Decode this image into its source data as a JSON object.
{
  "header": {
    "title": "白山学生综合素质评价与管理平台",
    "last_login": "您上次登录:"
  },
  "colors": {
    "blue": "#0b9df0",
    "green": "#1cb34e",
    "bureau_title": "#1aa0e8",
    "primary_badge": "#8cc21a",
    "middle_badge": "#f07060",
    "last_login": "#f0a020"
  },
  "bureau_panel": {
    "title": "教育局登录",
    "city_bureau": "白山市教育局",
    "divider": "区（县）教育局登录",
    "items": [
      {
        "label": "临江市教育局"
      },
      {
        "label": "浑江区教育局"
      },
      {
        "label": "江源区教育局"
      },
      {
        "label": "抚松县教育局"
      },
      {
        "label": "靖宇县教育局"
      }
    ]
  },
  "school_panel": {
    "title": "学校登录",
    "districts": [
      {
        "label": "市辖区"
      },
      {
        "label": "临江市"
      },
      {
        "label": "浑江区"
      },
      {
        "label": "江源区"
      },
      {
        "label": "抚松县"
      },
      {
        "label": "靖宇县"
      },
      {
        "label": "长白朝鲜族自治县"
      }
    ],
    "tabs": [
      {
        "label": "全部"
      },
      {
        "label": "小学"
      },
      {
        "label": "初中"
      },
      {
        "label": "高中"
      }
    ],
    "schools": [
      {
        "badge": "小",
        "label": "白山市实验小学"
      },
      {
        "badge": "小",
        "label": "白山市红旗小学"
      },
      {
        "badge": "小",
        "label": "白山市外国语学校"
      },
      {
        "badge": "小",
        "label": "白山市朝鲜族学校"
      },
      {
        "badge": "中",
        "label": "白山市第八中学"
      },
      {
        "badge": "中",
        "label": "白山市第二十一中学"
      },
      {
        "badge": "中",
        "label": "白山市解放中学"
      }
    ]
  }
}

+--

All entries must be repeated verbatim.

#### Response below:
Decode this image into its source data as a JSON object.
{
  "header": {
    "title": "白山学生综合素质评价与管理平台",
    "last_login": "您上次登录:"
  },
  "colors": {
    "blue": "#0b9df0",
    "green": "#1cb34e",
    "bureau_title": "#1aa0e8",
    "primary_badge": "#8cc21a",
    "middle_badge": "#f07060",
    "last_login": "#f0a020"
  },
  "bureau_panel": {
    "title": "教育局登录",
    "city_bureau": "白山市教育局",
    "divider": "区（县）教育局登录",
    "items": [
      {
        "label": "临江市教育局"
      },
      {
        "label": "浑江区教育局"
      },
      {
        "label": "江源区教育局"
      },
      {
        "label": "抚松县教育局"
      },
      {
        "label": "靖宇县教育局"
      }
    ]
  },
  "school_panel": {
    "title": "学校登录",
    "districts": [
      {
        "label": "市辖区"
      },
      {
        "label": "临江市"
      },
      {
        "label": "浑江区"
      },
      {
        "label": "江源区"
      },
      {
        "label": "抚松县"
      },
      {
        "label": "靖宇县"
      },
      {
        "label": "长白朝鲜族自治县"
      }
    ],
    "tabs": [
      {
        "label": "全部"
      },
      {
        "label": "小学"
      },
      {
        "label": "初中"
      },
      {
        "label": "高中"
      }
    ],
    "schools": [
      {
        "badge": "小",
        "label": "白山市实验小学"
      },
      {
        "badge": "小",
        "label": "白山市红旗小学"
      },
      {
        "badge": "小",
        "label": "白山市外国语学校"
      },
      {
        "badge": "小",
        "label": "白山市朝鲜族学校"
      },
      {
        "badge": "中",
        "label": "白山市第八中学"
      },
      {
        "badge": "中",
        "label": "白山市第二十一中学"
      },
      {
        "badge": "中",
        "label": "白山市解放中学"
      }
    ]
  }
}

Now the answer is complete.